-- DATA UNDER STUDY follows --
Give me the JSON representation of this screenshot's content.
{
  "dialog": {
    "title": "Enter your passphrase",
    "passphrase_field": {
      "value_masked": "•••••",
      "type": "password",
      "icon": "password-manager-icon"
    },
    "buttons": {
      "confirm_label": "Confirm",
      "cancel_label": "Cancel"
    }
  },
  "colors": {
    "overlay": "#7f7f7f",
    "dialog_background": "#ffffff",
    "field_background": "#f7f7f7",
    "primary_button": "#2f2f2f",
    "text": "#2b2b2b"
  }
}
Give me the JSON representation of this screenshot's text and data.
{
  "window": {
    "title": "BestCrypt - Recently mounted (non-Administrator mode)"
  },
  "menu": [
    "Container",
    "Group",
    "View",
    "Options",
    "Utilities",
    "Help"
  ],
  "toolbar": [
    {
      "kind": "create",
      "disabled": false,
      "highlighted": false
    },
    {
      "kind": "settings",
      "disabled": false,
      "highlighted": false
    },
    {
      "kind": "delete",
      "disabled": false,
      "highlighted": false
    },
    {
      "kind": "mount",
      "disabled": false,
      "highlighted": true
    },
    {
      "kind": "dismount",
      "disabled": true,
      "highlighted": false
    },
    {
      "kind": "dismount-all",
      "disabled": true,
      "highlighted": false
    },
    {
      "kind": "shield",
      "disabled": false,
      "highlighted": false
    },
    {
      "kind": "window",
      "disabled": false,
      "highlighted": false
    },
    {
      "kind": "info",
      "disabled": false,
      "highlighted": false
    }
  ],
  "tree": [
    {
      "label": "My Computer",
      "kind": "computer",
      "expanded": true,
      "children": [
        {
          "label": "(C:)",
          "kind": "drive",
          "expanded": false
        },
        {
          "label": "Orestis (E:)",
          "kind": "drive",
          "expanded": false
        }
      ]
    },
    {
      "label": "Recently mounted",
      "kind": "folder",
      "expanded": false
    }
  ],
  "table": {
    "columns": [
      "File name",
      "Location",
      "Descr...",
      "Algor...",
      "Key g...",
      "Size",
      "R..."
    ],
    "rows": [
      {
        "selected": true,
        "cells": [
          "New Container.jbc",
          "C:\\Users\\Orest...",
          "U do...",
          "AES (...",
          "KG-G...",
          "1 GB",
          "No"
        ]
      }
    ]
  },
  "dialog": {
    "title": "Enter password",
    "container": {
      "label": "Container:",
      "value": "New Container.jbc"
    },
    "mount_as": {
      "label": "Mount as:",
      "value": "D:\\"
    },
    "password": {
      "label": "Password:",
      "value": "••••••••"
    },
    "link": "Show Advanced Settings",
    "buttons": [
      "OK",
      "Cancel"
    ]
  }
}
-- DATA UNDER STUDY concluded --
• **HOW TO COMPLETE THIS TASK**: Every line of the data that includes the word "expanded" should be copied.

• **RESPONSE**:
      "expanded": true,
          "expanded": false
          "expanded": false
      "expanded": false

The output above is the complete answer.